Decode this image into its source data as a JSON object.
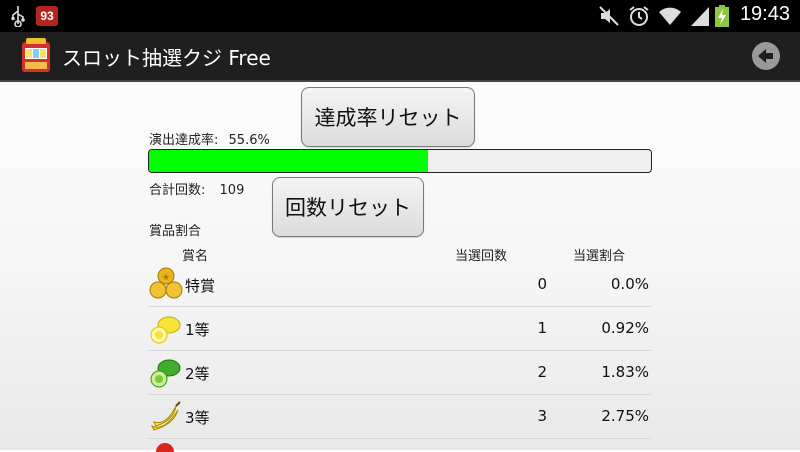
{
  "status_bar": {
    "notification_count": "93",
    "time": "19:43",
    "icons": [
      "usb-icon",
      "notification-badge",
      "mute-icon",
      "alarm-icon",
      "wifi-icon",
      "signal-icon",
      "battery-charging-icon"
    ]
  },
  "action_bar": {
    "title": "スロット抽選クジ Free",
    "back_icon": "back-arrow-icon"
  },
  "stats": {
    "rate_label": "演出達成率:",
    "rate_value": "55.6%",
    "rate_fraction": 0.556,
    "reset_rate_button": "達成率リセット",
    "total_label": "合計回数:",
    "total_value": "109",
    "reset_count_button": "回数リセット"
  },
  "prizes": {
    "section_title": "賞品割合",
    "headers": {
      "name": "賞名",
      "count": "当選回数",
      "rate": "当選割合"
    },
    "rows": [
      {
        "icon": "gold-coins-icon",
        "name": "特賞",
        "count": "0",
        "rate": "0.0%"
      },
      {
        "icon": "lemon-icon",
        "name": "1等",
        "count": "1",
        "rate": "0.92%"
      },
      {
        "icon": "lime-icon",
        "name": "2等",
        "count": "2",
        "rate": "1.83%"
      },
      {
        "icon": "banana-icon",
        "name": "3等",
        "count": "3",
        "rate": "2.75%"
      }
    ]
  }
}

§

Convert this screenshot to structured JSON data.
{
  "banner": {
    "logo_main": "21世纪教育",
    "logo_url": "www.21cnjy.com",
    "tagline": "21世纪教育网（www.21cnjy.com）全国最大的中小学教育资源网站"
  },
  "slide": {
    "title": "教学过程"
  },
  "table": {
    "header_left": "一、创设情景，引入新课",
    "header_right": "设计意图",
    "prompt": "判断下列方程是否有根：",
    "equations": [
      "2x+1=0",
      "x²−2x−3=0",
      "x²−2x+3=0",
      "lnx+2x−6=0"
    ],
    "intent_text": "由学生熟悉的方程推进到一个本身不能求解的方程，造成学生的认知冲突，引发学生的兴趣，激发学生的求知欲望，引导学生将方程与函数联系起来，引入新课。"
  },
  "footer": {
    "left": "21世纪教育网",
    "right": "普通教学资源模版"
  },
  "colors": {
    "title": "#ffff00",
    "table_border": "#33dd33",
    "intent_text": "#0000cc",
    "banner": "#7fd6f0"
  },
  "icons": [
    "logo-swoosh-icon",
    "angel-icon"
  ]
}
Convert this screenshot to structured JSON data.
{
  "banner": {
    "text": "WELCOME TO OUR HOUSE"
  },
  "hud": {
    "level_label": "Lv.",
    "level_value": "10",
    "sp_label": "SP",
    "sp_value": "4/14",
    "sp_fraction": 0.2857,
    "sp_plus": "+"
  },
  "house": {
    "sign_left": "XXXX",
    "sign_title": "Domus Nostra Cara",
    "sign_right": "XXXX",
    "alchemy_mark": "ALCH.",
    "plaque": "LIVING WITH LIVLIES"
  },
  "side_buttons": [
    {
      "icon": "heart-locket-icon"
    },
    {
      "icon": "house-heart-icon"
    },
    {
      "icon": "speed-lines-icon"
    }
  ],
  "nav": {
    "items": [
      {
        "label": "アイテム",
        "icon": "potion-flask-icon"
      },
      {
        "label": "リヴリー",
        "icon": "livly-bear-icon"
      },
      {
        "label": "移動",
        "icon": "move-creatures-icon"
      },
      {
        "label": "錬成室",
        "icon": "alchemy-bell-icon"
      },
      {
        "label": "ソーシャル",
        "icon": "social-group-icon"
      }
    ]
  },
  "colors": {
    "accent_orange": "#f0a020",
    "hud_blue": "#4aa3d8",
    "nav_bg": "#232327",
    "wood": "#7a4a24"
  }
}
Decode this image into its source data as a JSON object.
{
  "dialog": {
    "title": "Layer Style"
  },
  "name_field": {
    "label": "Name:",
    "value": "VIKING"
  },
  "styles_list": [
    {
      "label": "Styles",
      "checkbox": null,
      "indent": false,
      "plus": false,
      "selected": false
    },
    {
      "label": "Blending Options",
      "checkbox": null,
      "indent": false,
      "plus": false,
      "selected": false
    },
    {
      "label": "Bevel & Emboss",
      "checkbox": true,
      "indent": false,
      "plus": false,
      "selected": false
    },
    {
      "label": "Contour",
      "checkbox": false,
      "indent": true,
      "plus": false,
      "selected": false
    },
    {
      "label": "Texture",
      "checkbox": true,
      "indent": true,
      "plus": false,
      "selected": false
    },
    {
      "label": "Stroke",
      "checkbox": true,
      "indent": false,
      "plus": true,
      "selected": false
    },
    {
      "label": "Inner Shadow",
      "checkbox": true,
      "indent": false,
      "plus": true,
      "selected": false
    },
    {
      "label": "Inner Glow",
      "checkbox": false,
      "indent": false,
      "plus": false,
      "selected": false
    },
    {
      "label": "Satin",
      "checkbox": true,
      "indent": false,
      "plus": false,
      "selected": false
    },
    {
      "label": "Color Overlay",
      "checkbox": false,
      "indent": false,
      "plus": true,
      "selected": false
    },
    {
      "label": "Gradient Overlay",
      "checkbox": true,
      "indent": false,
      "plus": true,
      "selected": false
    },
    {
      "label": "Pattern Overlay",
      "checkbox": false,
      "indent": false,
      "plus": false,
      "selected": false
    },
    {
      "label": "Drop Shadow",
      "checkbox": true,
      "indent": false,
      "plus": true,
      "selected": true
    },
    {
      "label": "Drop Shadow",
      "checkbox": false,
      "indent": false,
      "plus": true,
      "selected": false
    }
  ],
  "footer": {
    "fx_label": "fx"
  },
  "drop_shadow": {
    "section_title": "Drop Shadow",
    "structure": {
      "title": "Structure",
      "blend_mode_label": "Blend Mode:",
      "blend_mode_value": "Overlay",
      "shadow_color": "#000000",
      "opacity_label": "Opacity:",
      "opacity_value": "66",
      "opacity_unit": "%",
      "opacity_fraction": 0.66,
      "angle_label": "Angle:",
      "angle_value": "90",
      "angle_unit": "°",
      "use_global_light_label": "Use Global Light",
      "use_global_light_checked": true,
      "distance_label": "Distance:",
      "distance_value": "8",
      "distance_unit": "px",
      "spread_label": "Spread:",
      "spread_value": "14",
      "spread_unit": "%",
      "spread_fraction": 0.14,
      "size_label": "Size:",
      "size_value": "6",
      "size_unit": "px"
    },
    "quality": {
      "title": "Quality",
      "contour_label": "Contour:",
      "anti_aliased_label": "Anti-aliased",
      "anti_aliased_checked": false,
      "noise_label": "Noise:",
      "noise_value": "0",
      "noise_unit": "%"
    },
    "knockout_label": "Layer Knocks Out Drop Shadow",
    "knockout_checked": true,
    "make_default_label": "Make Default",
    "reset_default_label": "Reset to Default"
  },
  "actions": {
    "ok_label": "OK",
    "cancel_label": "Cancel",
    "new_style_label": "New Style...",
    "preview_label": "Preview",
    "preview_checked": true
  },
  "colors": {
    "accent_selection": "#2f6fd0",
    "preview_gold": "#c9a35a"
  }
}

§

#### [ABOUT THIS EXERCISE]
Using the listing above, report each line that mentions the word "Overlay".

#### [THE ANSWER]
      "label": "Color Overlay",
      "label": "Gradient Overlay",
      "label": "Pattern Overlay",
      "blend_mode_value": "Overlay",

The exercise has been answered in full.